  • Launch a business. Shelly and I have been kicking around a business idea for years, but the logistics and the red tape of SoCal have made it difficult to launch. At heart, we're both decidedly entrepreneurial. We both have great, complimentary business skills and we love working together. Barefoot Running University has been exceptionally successful from a profit margin standpoint, but we want to move beyond the confines of that particular brand. To accomplish this goal, I've gotten a part-time job as a school security officer at a local school district. I'll post more on this in the future.
  • Earn my brown belt in jiu jitsu. This is more of a personal goal than anything else, and a motivation trick to keep training. When I get extremely motivated to plan adventures (like moving), activities tend to fall by the wayside.
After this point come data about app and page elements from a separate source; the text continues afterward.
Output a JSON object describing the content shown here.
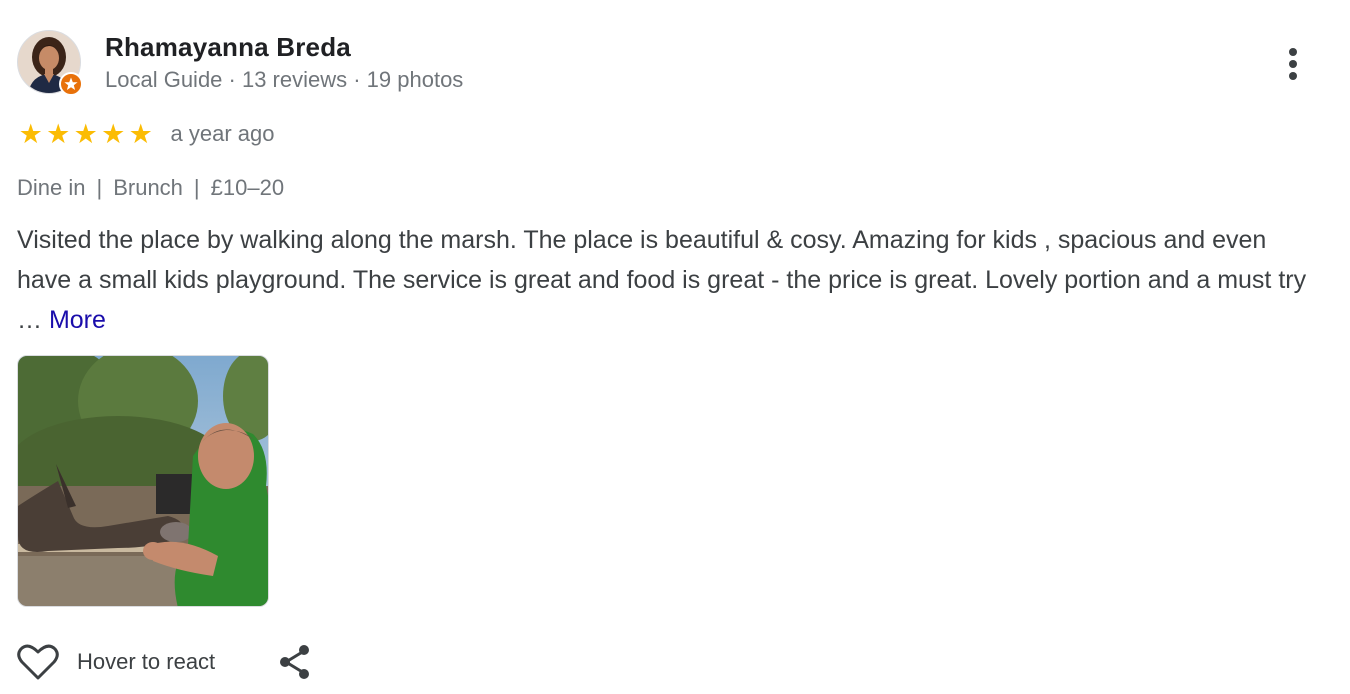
{
  "author": {
    "name": "Rhamayanna Breda",
    "meta": "Local Guide · 13 reviews · 19 photos",
    "avatar_icon": "profile-photo",
    "badge_icon": "local-guide-star-icon",
    "badge_color": "#e8710a"
  },
  "rating": {
    "stars": 5,
    "max": 5,
    "star_glyph": "★",
    "star_color": "#fbbc04",
    "time_ago": "a year ago"
  },
  "attributes": {
    "service": "Dine in",
    "meal": "Brunch",
    "price": "£10–20",
    "separator": "|"
  },
  "review": {
    "text": "Visited the place by walking along the marsh. The place is beautiful & cosy. Amazing for kids , spacious and even have a small kids playground. The service is great and food is great - the price is great. Lovely portion and a must try … ",
    "more_label": "More",
    "link_color": "#1a0dab"
  },
  "photos": [
    {
      "subject": "man feeding donkey photo"
    }
  ],
  "actions": {
    "react_label": "Hover to react",
    "react_icon": "heart-outline-icon",
    "share_icon": "share-icon",
    "menu_icon": "more-vert-icon"
  }
}
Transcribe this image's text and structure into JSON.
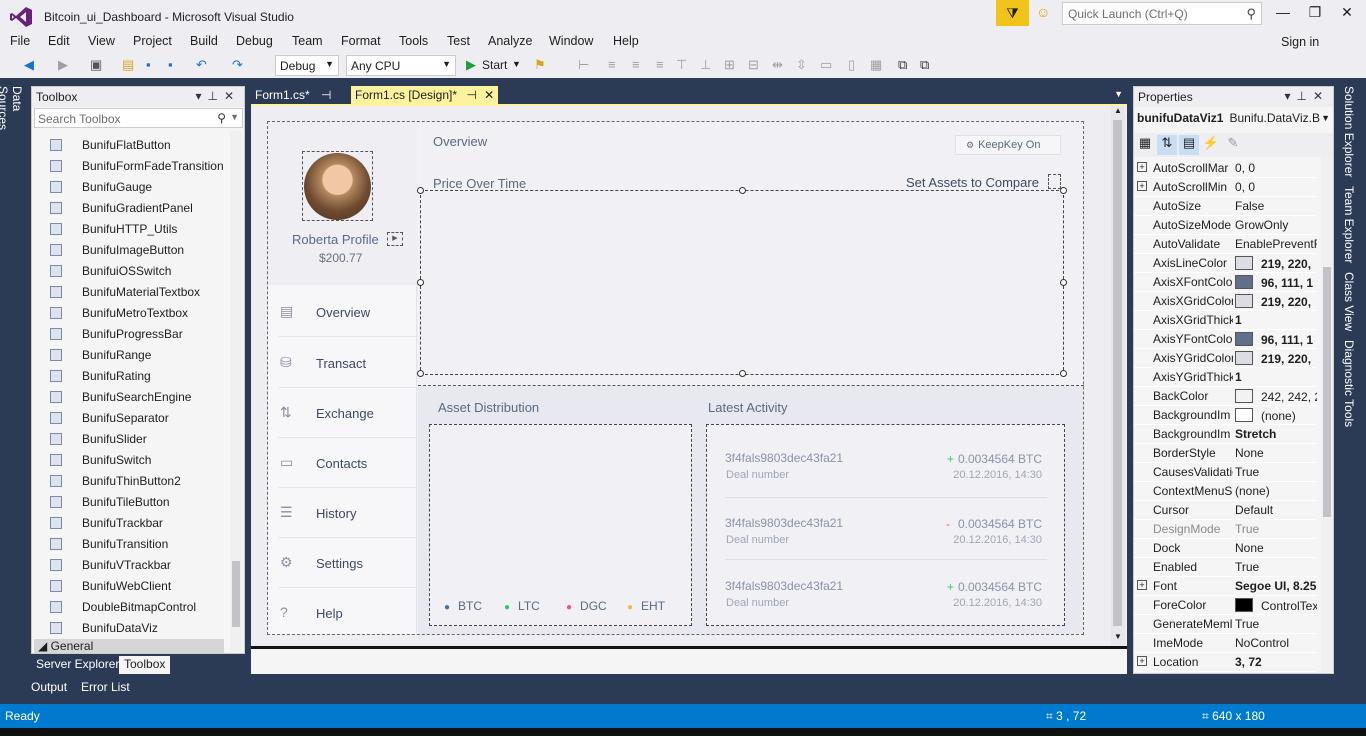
{
  "window": {
    "title": "Bitcoin_ui_Dashboard - Microsoft Visual Studio",
    "quick_launch_placeholder": "Quick Launch (Ctrl+Q)",
    "sign_in": "Sign in"
  },
  "menu": [
    "File",
    "Edit",
    "View",
    "Project",
    "Build",
    "Debug",
    "Team",
    "Format",
    "Tools",
    "Test",
    "Analyze",
    "Window",
    "Help"
  ],
  "toolbar": {
    "config": "Debug",
    "platform": "Any CPU",
    "start": "Start"
  },
  "left_tab": "Data Sources",
  "toolbox": {
    "title": "Toolbox",
    "search_placeholder": "Search Toolbox",
    "items": [
      "BunifuFlatButton",
      "BunifuFormFadeTransition",
      "BunifuGauge",
      "BunifuGradientPanel",
      "BunifuHTTP_Utils",
      "BunifuImageButton",
      "BunifuiOSSwitch",
      "BunifuMaterialTextbox",
      "BunifuMetroTextbox",
      "BunifuProgressBar",
      "BunifuRange",
      "BunifuRating",
      "BunifuSearchEngine",
      "BunifuSeparator",
      "BunifuSlider",
      "BunifuSwitch",
      "BunifuThinButton2",
      "BunifuTileButton",
      "BunifuTrackbar",
      "BunifuTransition",
      "BunifuVTrackbar",
      "BunifuWebClient",
      "DoubleBitmapControl",
      "BunifuDataViz"
    ],
    "general": "General",
    "bottom_tabs": [
      "Server Explorer",
      "Toolbox"
    ]
  },
  "output_tabs": [
    "Output",
    "Error List"
  ],
  "doc_tabs": [
    "Form1.cs*",
    "Form1.cs [Design]*"
  ],
  "form": {
    "profile_name": "Roberta Profile",
    "profile_amount": "$200.77",
    "nav": [
      "Overview",
      "Transact",
      "Exchange",
      "Contacts",
      "History",
      "Settings",
      "Help"
    ],
    "overview_label": "Overview",
    "keepkey": "KeepKey On",
    "price_label": "Price Over Time",
    "set_assets": "Set Assets to Compare",
    "asset_label": "Asset Distribution",
    "activity_label": "Latest Activity",
    "legend": [
      {
        "name": "BTC",
        "color": "#4a6fa5"
      },
      {
        "name": "LTC",
        "color": "#2ecc71"
      },
      {
        "name": "DGC",
        "color": "#ef5777"
      },
      {
        "name": "EHT",
        "color": "#f5b942"
      }
    ],
    "activity": [
      {
        "hash": "3f4fals9803dec43fa21",
        "deal": "Deal number",
        "sign": "+",
        "amount": "0.0034564 BTC",
        "date": "20.12.2016, 14:30"
      },
      {
        "hash": "3f4fals9803dec43fa21",
        "deal": "Deal number",
        "sign": "-",
        "amount": "0.0034564 BTC",
        "date": "20.12.2016, 14:30"
      },
      {
        "hash": "3f4fals9803dec43fa21",
        "deal": "Deal number",
        "sign": "+",
        "amount": "0.0034564 BTC",
        "date": "20.12.2016, 14:30"
      }
    ]
  },
  "properties": {
    "title": "Properties",
    "object": "bunifuDataViz1",
    "object_type": "Bunifu.DataViz.B",
    "rows": [
      {
        "name": "AutoScrollMar",
        "value": "0, 0",
        "expand": true
      },
      {
        "name": "AutoScrollMin",
        "value": "0, 0",
        "expand": true
      },
      {
        "name": "AutoSize",
        "value": "False"
      },
      {
        "name": "AutoSizeMode",
        "value": "GrowOnly"
      },
      {
        "name": "AutoValidate",
        "value": "EnablePreventF"
      },
      {
        "name": "AxisLineColor",
        "value": "219, 220,",
        "swatch": "#dbdce4",
        "bold": true
      },
      {
        "name": "AxisXFontColo",
        "value": "96, 111, 1",
        "swatch": "#606f8a",
        "bold": true
      },
      {
        "name": "AxisXGridColor",
        "value": "219, 220,",
        "swatch": "#dbdce4",
        "bold": true
      },
      {
        "name": "AxisXGridThick",
        "value": "1",
        "bold": true
      },
      {
        "name": "AxisYFontColo",
        "value": "96, 111, 1",
        "swatch": "#606f8a",
        "bold": true
      },
      {
        "name": "AxisYGridColor",
        "value": "219, 220,",
        "swatch": "#dbdce4",
        "bold": true
      },
      {
        "name": "AxisYGridThick",
        "value": "1",
        "bold": true
      },
      {
        "name": "BackColor",
        "value": "242, 242, 2",
        "swatch": "#f2f2f2"
      },
      {
        "name": "BackgroundIm",
        "value": "(none)",
        "swatch": "#ffffff"
      },
      {
        "name": "BackgroundIm",
        "value": "Stretch",
        "bold": true
      },
      {
        "name": "BorderStyle",
        "value": "None"
      },
      {
        "name": "CausesValidatio",
        "value": "True"
      },
      {
        "name": "ContextMenuS",
        "value": "(none)"
      },
      {
        "name": "Cursor",
        "value": "Default"
      },
      {
        "name": "DesignMode",
        "value": "True",
        "dim": true
      },
      {
        "name": "Dock",
        "value": "None"
      },
      {
        "name": "Enabled",
        "value": "True"
      },
      {
        "name": "Font",
        "value": "Segoe UI, 8.25",
        "expand": true,
        "bold": true
      },
      {
        "name": "ForeColor",
        "value": "ControlTex",
        "swatch": "#000000"
      },
      {
        "name": "GenerateMeml",
        "value": "True"
      },
      {
        "name": "ImeMode",
        "value": "NoControl"
      },
      {
        "name": "Location",
        "value": "3, 72",
        "expand": true,
        "bold": true
      }
    ]
  },
  "right_tabs": [
    "Solution Explorer",
    "Team Explorer",
    "Class View",
    "Diagnostic Tools"
  ],
  "status": {
    "ready": "Ready",
    "position": "3 , 72",
    "size": "640 x 180"
  }
}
The belt itself is meaningless, but it gives me a framework to learn specific skills and ideas, which will guide my training. 
  • Re-immerse myself in firearms and hunting. For the first twenty or so years of my life, I was immersed in hunting culture. My father was an avid and skilled outdoorsman, and I love feeling the connection to him whenever I'm in the wilderness or shooting. To accomplish this goal, I plan on applying to local gun store and ranges, which will also lead to the "learn gunsmithing" goal. You know, two birds...
  • Take the Man Camp (officially renamed from "San Diego Man Camp" to the more location-independent "Das Man Camp") outside Facebook. I originally created this group with the intent on doing what amounts to life coaching, then I spent some time interacting with life coaches. <BARF!> I could not do what they do because it violates my personal ethics. So after some aimlessness as a mere Facebook group, I've decided to refocus Das Man Camp as a recreational group centered around developing better skills in general and leadership in particular. I'll be posting more about this in the future, too. 

So these are the things I've been working on since returning from Michigan. It's been a Hell of a rush... it's been a long time since I felt this powerful motivation to make shit happen. I've been incredibly busy with building the foundation for all this shit, but it's the kind of busy that energizes me on a primal level. It's time to make shit happen. 


###